Not sure of your credit score? There are numerous services that can provide you with a free credit report once a year. Make sure not only that you know your numeric score, but that you also review all of the records on your credit report. Credit agencies can make mistakes. If you see something that isn’t correct, call the credit agencies immediately to start the process of getting erroneous records removed.

Don’t Neglect Your Retirement

It is never too early to begin thinking about your retirement. Saving small amounts early on can reap big rewards thanks to the power of compound interest. Compound interest allows you to earn interest on your initial investment as well as previously earned interest.

Consider this example: if you earned 8% compound interest on an initial investment of $10,000, you would earn $800 in interest during the first year. During the second year, you would earn interest on that $10,800, resulting in an additional $864.[iv] That compounding interest would continue to build until your retirement.

At the same time, it is never too late to focus on your retirement savings. Starting later may simply mean that you need to put aside more of your income to allow for higher savings when you hit retirement.

Look into different ways to build your retirement savings. You don’t have to rely solely on your work’s 401(k) plan. Explore retirement accounts such as our traditional and Roth IRAs.  

Pay Down Your Debt

High-interest debts can be crushing.
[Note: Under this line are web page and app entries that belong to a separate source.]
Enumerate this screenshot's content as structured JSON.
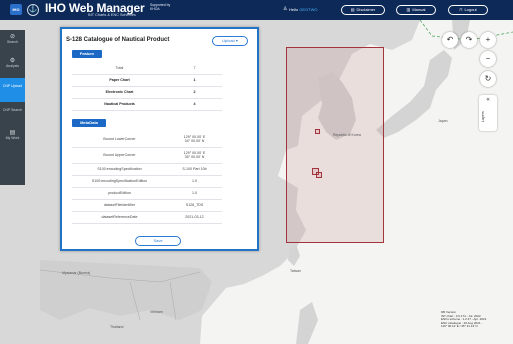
{
  "header": {
    "logo_text": "IHO",
    "emblem": "⚓",
    "title": "IHO Web Manager",
    "subtitle": "INT Charts & ENC Schemes",
    "supported_line1": "Supported by",
    "supported_line2": "KHOA",
    "greeting": "Hello",
    "username": "GEOTWO",
    "buttons": {
      "disclaimer": "Disclaimer",
      "manual": "Manual",
      "logout": "Logout"
    }
  },
  "sidebar": {
    "items": [
      {
        "label": "Search",
        "icon": "search-icon",
        "glyph": "⊘"
      },
      {
        "label": "Analysis",
        "icon": "analysis-icon",
        "glyph": "⚙"
      },
      {
        "label": "CNP Upload",
        "icon": "upload-icon",
        "glyph": ""
      },
      {
        "label": "CNP Search",
        "icon": "cnp-search-icon",
        "glyph": ""
      },
      {
        "label": "My Work",
        "icon": "work-icon",
        "glyph": "▤"
      }
    ]
  },
  "panel": {
    "title": "S-128 Catalogue of Nautical Product",
    "upload_label": "Upload ▾",
    "feature_tag": "Feature",
    "feature_rows": [
      {
        "key": "Total",
        "value": "7",
        "bold": false
      },
      {
        "key": "Paper Chart",
        "value": "1",
        "bold": true
      },
      {
        "key": "Electronic Chart",
        "value": "2",
        "bold": true
      },
      {
        "key": "Nautical Products",
        "value": "4",
        "bold": true
      }
    ],
    "metadata_tag": "MetaData",
    "metadata_rows": [
      {
        "key": "Bound LowerCorner",
        "value": "129° 00.00' E\n34° 00.00' N"
      },
      {
        "key": "Bound UpperCorner",
        "value": "129° 00.00' E\n35° 00.00' N"
      },
      {
        "key": "S100:encodingSpecification",
        "value": "S-100 Part 10b"
      },
      {
        "key": "S100:encodingSpecificationEdition",
        "value": "1.0"
      },
      {
        "key": "productEdition",
        "value": "1.0"
      },
      {
        "key": "datasetFileIdentifier",
        "value": "S128_TDS"
      },
      {
        "key": "datasetReferenceDate",
        "value": "2021-03-12"
      }
    ],
    "save_label": "Save"
  },
  "map": {
    "labels": {
      "korea": "Republic of Korea",
      "japan": "Japan",
      "myanmar": "Myanmar (Burma)",
      "thailand": "Thailand",
      "vietnam": "Vietnam",
      "taiwan": "Taiwan"
    },
    "controls": {
      "undo": "↶",
      "redo": "↷",
      "zoom_in": "+",
      "zoom_out": "−",
      "refresh": "↻"
    },
    "layers_label": "Layers",
    "layers_chevron": "«"
  },
  "info": {
    "line1": "DB Version",
    "line2": "INT chart : 3.6.174 - Jul. 2022",
    "line3": "ENCs scheme : 1.2.47 - Apr. 2021",
    "line4": "ENC catalogue : 26 Aug 2021 - ",
    "line5": "119° 00.12' E / 45° 31.12' N"
  },
  "colors": {
    "header": "#0c2958",
    "accent": "#1f8ee6",
    "coverage": "#a5333d"
  }
}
Review your debts to determine which accounts are costing you the most. Credit cards can rack up interest charges ranging from an Annual Percentage Rate (APR) of 15.99% to 20.90%.[v] For those only paying the minimum balance, those interest rates could cost you hundreds or thousands of dollars a year.

Pay down your debt by starting with the highest-interest account and make larger payments each month to pay down the principal amount.

It is hard to make a dent in your debt by making just the minimum payment, even if you stop using that credit card. Increase your payments and your debt will disappear more quickly.

Getting your finances in order can feel overwhelming. That is why it is so important to create a realistic budget as the first step to ensuring you know how much money you have to work with and how you can allocate your funds. While it can be hard to get started, keeping your finances in order will quickly become second nature.

Would you like to find out how your personal financial plan stacks up? Click below to take our Financial Savviness quiz.

Test Your Finances

[i] “Here’s How Many Americans Have Nothing at All in Savings” CNBC Money. https://www.cnbc.com/2017/06/19/heres-how-many-americans-have-nothing-at-all-in-savings.html June 19, 2017
[ii] “Infographic: What Goes Into a Credit Score” Credit Karma. https://www.creditkarma.com/article/what-goes-into-credit-score December 29, 2014
[iii] “What Are the Credit Score Ranges?” Nerdwallet. https://www.nerdwallet.com/blog/finance/credit-score-ranges-and-how-to-improve/ July 20, 2017
“What is Compound Interest?” Motley Fool. https://www.fool.com/knowledge-center/compound-interest.aspx
[v] “A Foolish Take: Why are Credit Card Interest Rates So High?” USA Today https://www.usatoday.com/story/money/2017/08/29/a-foolish-take-why-are-credit-card-interest-rates-so-high/104827616/ August 29, 2017